We’re getting ourselves university qualified, with 25 to 29 year olds now far out-pacing men when it comes to having a bachelor degree or higher.
The market for women’s leadership and development continues to grow, with online options now providing even more opportunities for women to work on their ‘merit’.
But for the most part women aren’t managing teams, at least not in the paid workforce when compared to men.
The latest ABS stats on the management capabilities of Australian businesses tell the rather depressing story.
Eighty per cent of businesses reported having a male principal manager, meaning just one in five are managed by women. In construction (the worst performer on gender) just one in 20 such positions are held by women.
In businesses with more than 200 people, just 12 per cent of principal manager positions are held by women. Women make up a quarter of principal managers in businesses with between five and 19 people.

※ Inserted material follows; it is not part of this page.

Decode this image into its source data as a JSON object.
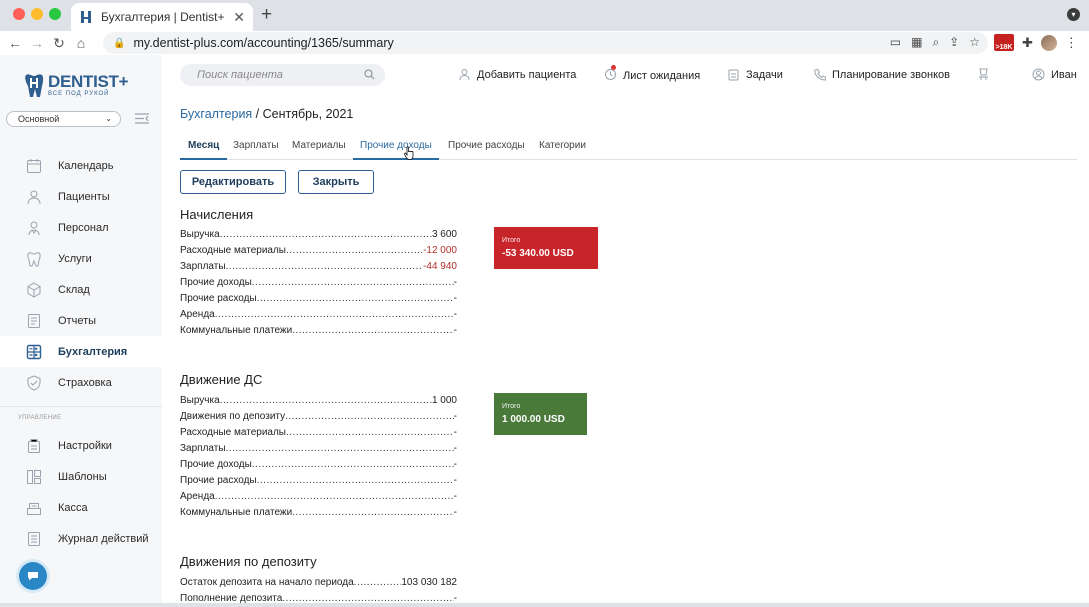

Women couldn’t even crack the 50/50 mark in the female-dominated healthcare and social assistance industry, which recorded 44 per cent of businesses having a female principal manager.
So what does a manager look like today in 2017? Probably still a bloke in his fifties, with 30 per cent of principal managers reportedly being 50 to 59. Or maybe in his 60s, with 19 per cent of managers being more than 60 years old.
Millennial managers are still difficult to spot, with these figures revealing just 5 per cent of principal managers are younger than 30 years old.
And while we got those university qualifications, it seems a degree is not necessarily a path to management, with just 34 per cent of businesses reporting their principal manager had completed a bachelor degree or higher.
We often look at the percentage of women on the boards of ASX 200 companies when offering a snapshot of progress on women in leadership, currently at 25.4 per cent.
But that figure really only tells a tiny part of the story. Progress for women in management more generally is difficult to track, but it’s something more organisations clearly need to better address.
And that may mean going deeper than another mentoring or training program for its female employees.